BY LEE KESSLER
You can call it Diversity, Equity, Inclusion. You can call it ESG. You can call it Reparations. No matter how you dress this verbal conflagration that is racing across the world, infecting the logic and common sense of otherwise good, stable nations and people, extortion is still extortion.
There are legal definitions for extortion of course. But, even figuratively, Dictionary.com defines extortion as the act of “using violence, threats, intimidation, or pressure from one’s authority to force someone to hand over money (or something of value) or do something they don’t want to do.”.
The news is full daily of people who are victims of the definition above, especially of being made to do something they don’t want to do, or prevented from doing something they do want to do. For example, having watched the Oversight Committee hearing with the FBI Whistleblowers who were extorted not to blow the whistle, it was obvious they went ahead on their own convictions, and suffered mightily as the FBI withdrew money, support, livelihood, and their good names.
Another news agency reported last week that the environment in the FBI is now toxic, and that FBI employees are terrified. Of what, you ask? Of losing their jobs, and other retaliations obviously. They fear loss of homes, income, respect, titles–symbols of success. I would argue though that character matters more. One might not have a legacy income to leave his children, but the legacy of honor and courage is a far more important example for them to have witnessed. Money comes and goes. There are all kinds of ways of making money. But character is lasting.
Last week also a Toronto Blue Jays pitcher, Anthony Bass, was sheepishly apologizing for having posted something that some “god” somewhere deemed unacceptable and who extorted him by the new means of silencing people and getting them to violate–if not even abrogate–their own First Amendment rights. It was clear he was in fear of being sent back to the Minors, after having worked his whole life to get to be a Major League pitcher.
Dozens of corporations across this country are spitting on their loyal customers of decades as they race to embrace DEI, and outdo each other in the Wokism flavor of the month.
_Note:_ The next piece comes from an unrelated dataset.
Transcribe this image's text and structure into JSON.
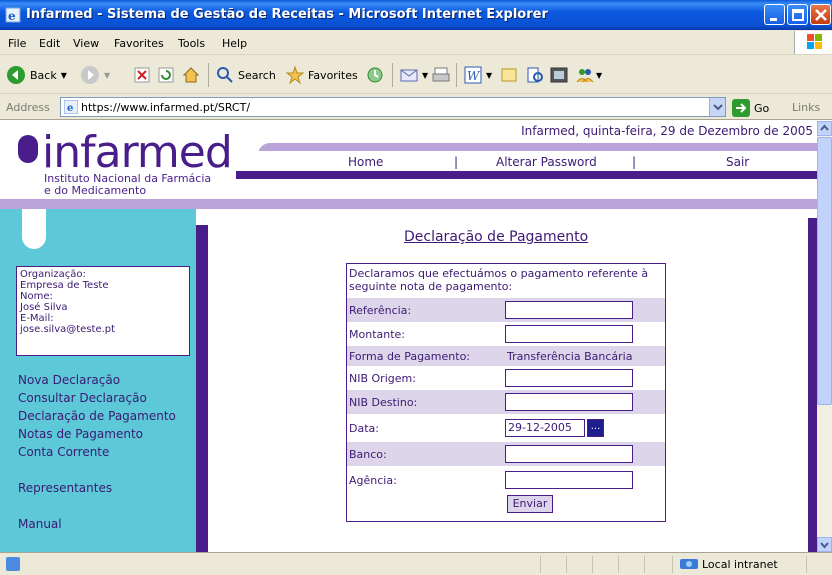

Why? Again, what “god” are they satisfying? Who is threatening them so much that they risk, and are experiencing, massive drops in sales revenue, stock prices, customer loyalty and more? Who is threatening them with being labeled racist, or a bigot, intimidating them to the degree that all rational thinking has left the boardrooms?
The examples are too many and too frequent to catalog, but it seems clear that the message to the lone individual or corporation that tries to stand on its original principles and morals is this: “Do as we demand OR we will hurt you!” And that, I submit, is extortion—and a diabolical one at that. Demanding money at gunpoint in order to provide “protection” has long been deemed illegal. Mob syndicates when caught experience criminal prosecution.
But those who would implant and enforce DEI and ESG know that they are skirting the law here, since they hide behind the guise of “merely representing the will of fair-minded people.” I do not know whether or not the United States has in fact devolved to the point that bullying people into submission is the new modus operandi, embraced and agreed to by our fellow countrymen. I pray we have not sunk to that barbarism in human interactions.
I myself was raised with the old adage of “two wrongs don’t make a right.” Adherence to that one truth alone would stop almost all this nonsense. No matter how wronged you or I feel we have been, that does not justify our embracing the techniques of our wrongdoer and deploying them ourselves. That can only lead to an ever-expanding sphere of one wrong being met with another wrong which is met with yet another wrong. The society spirals down, and brutality rises. Two wrongs make two wrongs, period!
Further, any of us who have been bullied somehow understand to either stop the bully, or get away from him. To become a bully ourselves is to assume the identity of the enemy. I would like to suggest that if you have been bullied, the wrong thing to do is to become a bully. Put simply, at that point, the bully wins.
When I was young I was bullied because my father was the strict school principal, and the way people felt they could hurt him—since they were too cowardly to face him straight up—was to bully his little girl. Running to my mom in tears, she taught me to understand why I was being attacked, and to decide those people were not worthy of my attention, let alone my friendship. Bolstered by that sense of reality—that people have to qualify for one’s friendship—I chose to walk away, or challenge directly, but without using any of their degrading tactics.
That in turn served me well in my adult years in Hollywood. I want you to understand that the person writing this commentary has factually been discriminated against and “extorted” because of my gender, my race, my age, my religion, and my politics. I have personally paid a price financially and career-wise for my refusal to yield to someone’s demands that I do something I felt was wrong, or harm someone else, or abandon my beliefs and values or they would see that “I never worked again.” The words of my mother have never left me. Those people who would do that to another are not worthy of me. And they are not worthy of you!
And very specifically I remember always something my father taught me. He said one day when he was under attack by townspeople and being pressured to back off a project he knew would be vital to the education and safety of his students, and indeed the town, “Lee, you don’t live this life to be liked. You live it to be effective.”
I never forgot. My message to all who are torn now between doing the right thing even though there will be repercussions, or just cowing in the face of the extortion demands of those in authority over you—you may feel the only option you have in order to survive is to yield, to submit. I doubt it. And that is my parting gift to you: that doubt.